*PROBLEM TO WORK ON*.
Gather every line below where "text" appears.

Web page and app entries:

--------------------------------

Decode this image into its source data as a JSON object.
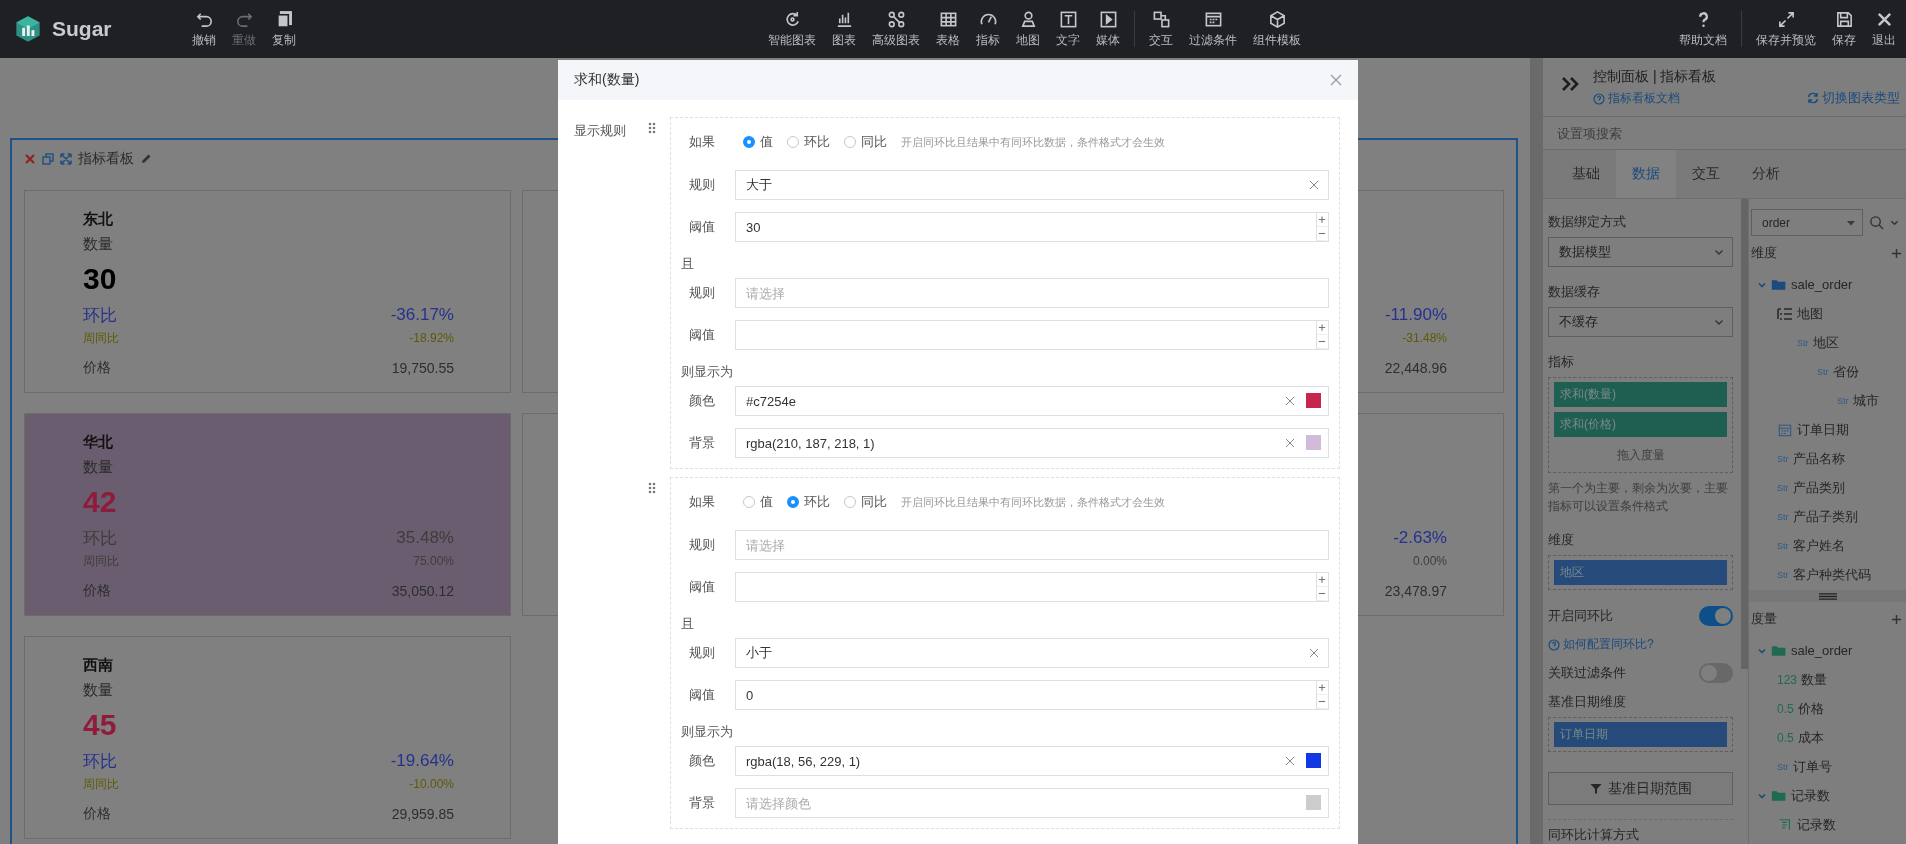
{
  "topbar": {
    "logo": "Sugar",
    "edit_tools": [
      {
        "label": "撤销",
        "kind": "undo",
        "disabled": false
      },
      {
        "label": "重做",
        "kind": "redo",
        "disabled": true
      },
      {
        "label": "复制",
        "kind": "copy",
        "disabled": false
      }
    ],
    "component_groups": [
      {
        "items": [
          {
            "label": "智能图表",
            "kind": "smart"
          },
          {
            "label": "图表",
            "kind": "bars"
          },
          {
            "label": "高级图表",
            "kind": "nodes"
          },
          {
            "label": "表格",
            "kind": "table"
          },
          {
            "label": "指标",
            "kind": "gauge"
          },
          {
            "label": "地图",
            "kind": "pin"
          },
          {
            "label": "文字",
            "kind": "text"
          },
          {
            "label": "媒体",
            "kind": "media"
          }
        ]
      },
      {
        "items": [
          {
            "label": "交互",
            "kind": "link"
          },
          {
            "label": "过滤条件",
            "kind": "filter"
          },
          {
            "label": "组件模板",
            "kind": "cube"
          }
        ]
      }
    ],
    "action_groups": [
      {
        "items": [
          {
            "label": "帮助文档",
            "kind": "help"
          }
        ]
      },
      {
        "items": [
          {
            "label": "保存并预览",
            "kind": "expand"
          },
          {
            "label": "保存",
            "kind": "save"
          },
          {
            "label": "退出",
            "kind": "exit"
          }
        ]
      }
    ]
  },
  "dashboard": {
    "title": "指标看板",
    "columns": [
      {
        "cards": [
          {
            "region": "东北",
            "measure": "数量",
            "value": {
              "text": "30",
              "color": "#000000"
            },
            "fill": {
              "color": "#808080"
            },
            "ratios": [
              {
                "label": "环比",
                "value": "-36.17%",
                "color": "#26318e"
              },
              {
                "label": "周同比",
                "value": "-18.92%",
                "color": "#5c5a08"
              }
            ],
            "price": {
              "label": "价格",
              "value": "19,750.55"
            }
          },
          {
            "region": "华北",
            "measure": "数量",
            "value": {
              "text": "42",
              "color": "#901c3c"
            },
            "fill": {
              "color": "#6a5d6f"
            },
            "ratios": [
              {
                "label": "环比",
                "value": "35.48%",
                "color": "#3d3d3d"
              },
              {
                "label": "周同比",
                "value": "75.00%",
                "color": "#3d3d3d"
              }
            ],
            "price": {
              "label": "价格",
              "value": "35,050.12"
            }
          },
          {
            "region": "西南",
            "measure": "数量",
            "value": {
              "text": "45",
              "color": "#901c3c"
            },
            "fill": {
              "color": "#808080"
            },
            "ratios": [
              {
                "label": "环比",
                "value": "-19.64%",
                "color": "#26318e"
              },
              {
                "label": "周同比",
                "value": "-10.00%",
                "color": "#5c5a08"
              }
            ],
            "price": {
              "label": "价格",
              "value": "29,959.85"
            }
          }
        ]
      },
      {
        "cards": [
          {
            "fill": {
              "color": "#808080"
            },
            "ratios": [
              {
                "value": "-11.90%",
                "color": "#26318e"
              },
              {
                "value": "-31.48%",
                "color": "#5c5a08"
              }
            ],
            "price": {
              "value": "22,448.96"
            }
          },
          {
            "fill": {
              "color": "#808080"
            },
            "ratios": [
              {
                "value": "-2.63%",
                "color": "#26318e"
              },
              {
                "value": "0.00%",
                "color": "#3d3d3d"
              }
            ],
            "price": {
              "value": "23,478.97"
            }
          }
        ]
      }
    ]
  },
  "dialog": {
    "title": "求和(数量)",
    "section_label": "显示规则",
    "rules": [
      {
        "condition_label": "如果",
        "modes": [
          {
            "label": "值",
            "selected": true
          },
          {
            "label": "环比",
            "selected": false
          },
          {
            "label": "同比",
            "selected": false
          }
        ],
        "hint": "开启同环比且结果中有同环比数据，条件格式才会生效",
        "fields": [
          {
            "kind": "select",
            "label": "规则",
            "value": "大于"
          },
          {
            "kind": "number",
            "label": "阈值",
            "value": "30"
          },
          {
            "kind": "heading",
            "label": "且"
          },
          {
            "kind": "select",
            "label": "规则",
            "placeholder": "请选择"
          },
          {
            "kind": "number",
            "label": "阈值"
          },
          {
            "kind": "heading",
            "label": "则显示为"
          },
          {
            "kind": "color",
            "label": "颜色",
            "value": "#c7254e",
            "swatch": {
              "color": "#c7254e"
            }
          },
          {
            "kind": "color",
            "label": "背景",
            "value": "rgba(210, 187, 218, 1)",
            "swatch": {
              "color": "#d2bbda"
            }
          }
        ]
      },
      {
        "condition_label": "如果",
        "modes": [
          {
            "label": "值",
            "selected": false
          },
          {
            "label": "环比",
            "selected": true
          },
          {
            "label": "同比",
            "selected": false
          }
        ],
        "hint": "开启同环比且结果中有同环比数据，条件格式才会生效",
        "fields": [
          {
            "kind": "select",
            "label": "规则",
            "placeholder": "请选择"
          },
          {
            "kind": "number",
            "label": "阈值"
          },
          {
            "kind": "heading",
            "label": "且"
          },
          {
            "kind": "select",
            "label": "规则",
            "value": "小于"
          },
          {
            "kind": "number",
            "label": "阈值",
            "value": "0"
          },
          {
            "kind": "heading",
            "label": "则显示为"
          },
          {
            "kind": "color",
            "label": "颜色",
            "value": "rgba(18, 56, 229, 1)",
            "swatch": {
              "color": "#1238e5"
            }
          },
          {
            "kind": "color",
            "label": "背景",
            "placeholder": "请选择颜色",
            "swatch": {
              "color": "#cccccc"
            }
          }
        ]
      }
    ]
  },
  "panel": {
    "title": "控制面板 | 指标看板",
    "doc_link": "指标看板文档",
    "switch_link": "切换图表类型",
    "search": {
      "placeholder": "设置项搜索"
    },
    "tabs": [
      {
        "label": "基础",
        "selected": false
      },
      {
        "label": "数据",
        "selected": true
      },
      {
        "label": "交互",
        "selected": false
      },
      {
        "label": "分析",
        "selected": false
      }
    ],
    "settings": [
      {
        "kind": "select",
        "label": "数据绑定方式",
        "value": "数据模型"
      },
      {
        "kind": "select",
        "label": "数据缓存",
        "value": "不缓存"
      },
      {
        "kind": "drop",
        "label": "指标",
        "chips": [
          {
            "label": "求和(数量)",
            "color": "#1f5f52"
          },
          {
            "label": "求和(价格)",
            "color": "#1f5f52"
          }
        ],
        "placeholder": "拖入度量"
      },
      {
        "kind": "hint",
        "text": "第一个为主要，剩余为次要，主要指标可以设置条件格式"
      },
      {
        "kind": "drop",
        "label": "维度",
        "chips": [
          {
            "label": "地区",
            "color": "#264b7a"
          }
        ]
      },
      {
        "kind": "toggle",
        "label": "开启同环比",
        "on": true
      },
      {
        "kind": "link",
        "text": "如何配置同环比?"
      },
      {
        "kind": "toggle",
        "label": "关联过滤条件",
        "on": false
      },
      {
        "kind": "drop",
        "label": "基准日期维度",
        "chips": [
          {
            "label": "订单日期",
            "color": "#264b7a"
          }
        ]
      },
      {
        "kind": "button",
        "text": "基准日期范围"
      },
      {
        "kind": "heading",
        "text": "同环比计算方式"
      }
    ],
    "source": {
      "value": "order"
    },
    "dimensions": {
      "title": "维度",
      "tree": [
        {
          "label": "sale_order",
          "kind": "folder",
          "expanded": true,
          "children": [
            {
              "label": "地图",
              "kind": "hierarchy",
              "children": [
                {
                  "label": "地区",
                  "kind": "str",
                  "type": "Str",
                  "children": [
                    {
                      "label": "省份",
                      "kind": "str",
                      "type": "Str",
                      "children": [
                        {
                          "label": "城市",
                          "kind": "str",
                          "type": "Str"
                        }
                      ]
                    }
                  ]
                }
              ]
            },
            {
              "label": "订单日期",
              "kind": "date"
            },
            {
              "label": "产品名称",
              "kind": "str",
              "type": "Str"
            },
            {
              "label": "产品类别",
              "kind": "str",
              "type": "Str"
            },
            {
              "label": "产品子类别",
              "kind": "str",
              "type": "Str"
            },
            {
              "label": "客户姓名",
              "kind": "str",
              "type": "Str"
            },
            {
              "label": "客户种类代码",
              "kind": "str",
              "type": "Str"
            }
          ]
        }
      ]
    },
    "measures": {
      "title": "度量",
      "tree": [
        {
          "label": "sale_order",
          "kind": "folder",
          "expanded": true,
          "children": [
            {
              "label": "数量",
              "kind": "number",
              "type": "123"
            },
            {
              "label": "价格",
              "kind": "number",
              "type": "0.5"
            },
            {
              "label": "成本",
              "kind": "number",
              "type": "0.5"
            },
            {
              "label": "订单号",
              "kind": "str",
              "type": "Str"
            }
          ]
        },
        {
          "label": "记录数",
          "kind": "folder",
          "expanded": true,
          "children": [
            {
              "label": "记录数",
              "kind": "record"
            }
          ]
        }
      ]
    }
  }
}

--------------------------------

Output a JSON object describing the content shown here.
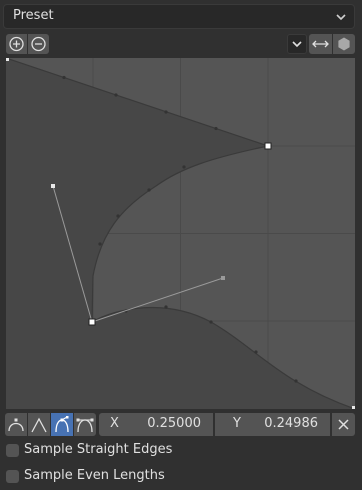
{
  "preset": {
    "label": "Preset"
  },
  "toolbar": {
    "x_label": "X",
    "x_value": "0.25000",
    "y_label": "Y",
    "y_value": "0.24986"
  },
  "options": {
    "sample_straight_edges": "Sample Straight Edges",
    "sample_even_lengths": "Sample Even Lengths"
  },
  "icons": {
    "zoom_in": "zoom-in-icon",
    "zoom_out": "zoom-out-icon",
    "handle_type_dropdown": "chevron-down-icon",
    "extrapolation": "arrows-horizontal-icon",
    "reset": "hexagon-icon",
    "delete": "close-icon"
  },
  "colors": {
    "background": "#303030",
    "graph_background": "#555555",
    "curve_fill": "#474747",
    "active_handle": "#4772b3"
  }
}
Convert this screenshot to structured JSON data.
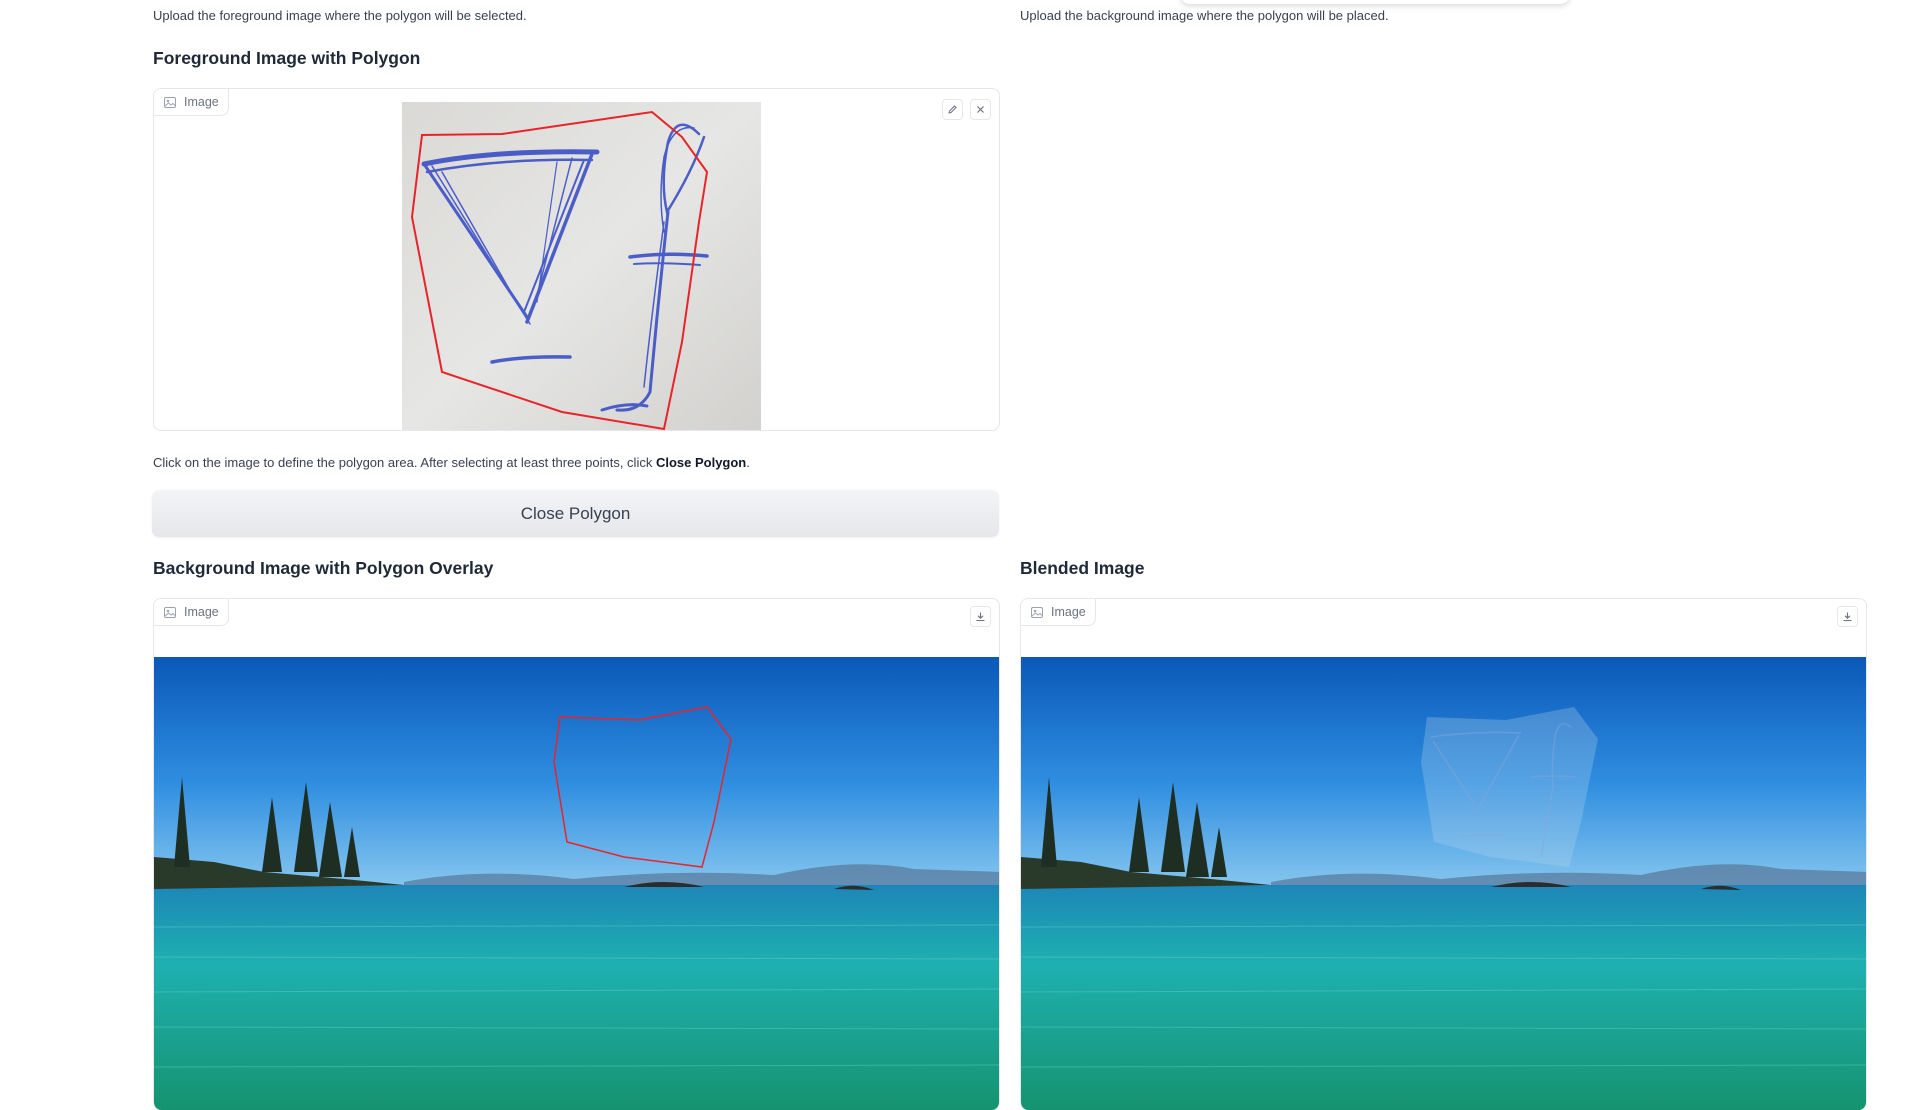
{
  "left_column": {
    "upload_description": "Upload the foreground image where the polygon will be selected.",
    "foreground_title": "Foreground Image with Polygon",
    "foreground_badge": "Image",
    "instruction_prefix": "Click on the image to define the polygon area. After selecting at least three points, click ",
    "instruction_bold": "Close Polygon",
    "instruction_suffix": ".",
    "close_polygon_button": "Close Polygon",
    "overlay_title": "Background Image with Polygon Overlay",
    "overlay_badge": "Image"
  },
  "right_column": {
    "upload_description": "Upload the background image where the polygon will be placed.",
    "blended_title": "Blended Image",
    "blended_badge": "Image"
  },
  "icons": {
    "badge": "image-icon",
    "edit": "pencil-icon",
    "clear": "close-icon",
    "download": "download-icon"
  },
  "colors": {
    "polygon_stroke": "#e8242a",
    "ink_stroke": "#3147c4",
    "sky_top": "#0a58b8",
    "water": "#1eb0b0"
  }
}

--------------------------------

*RESPONSE AREA*.
            "kind": "text"
              "text": "30",
              "text": "42",
              "text": "45",
        "text": "第一个为主要，剩余为次要，主要指标可以设置条件格式"
        "text": "如何配置同环比?"
        "text": "基准日期范围"
        "text": "同环比计算方式"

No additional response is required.